3. Reliability of spending data

Data on how much the public service spends on contractors and consultants is not always reliable. We sampled data from 3 departments and found one – DE – does not always correctly classify its spending; and another – DH – did not hold enough documentation to confirm the reliability of its data for the period we examined. 

As a result, there is a risk that these departments' annual reports do not disclose the full amount they spent on consultants as required by Financial Reporting Direction 22.

2. Transparency of spending

There is no complete picture of how much public money departments are spending on contractors and consultants. This is because departments only need to publicly report their spending on consultants, and not contractors.

Financial Reporting Direction 22 outlines what departments need to report. However, the public does not have an easy way of knowing and comparing how much departments and the public service spends on contractors and consultants. 

1. Departments’ spending on contractors and consultants

In 2018, the government made an election commitment to reduce spending on contractors and consultants. This was in response to its concerns about the Victorian Public Service relying too much on these services, and therefore losing internal skills and knowledge. Targets were introduced in 2 main categories – professional services and labour hire – to assist departments to reduce their spending. 

Despite this commitment, overall public service spending on professional services increased between 2018 and 2022 while spending on labour hire decreased.

What we found

This section summarises our key findings. The following sections detail our complete findings, including supporting evidence. 

When reaching our conclusions, we consulted with the audited agencies and considered their views. The agencies’ full responses are in Appendix A. 

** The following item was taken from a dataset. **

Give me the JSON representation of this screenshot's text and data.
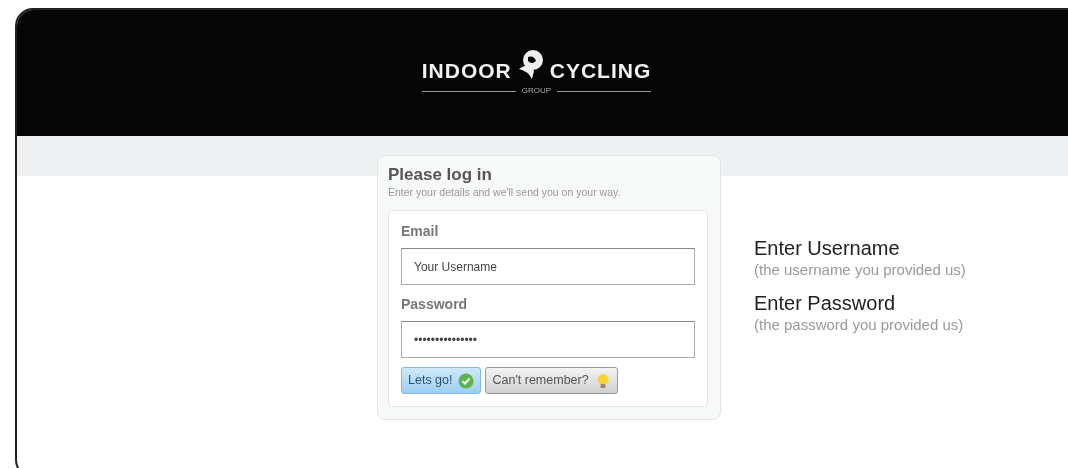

Why we did this audit

Contractors vs. consultants

Contractors provide work or services for departments.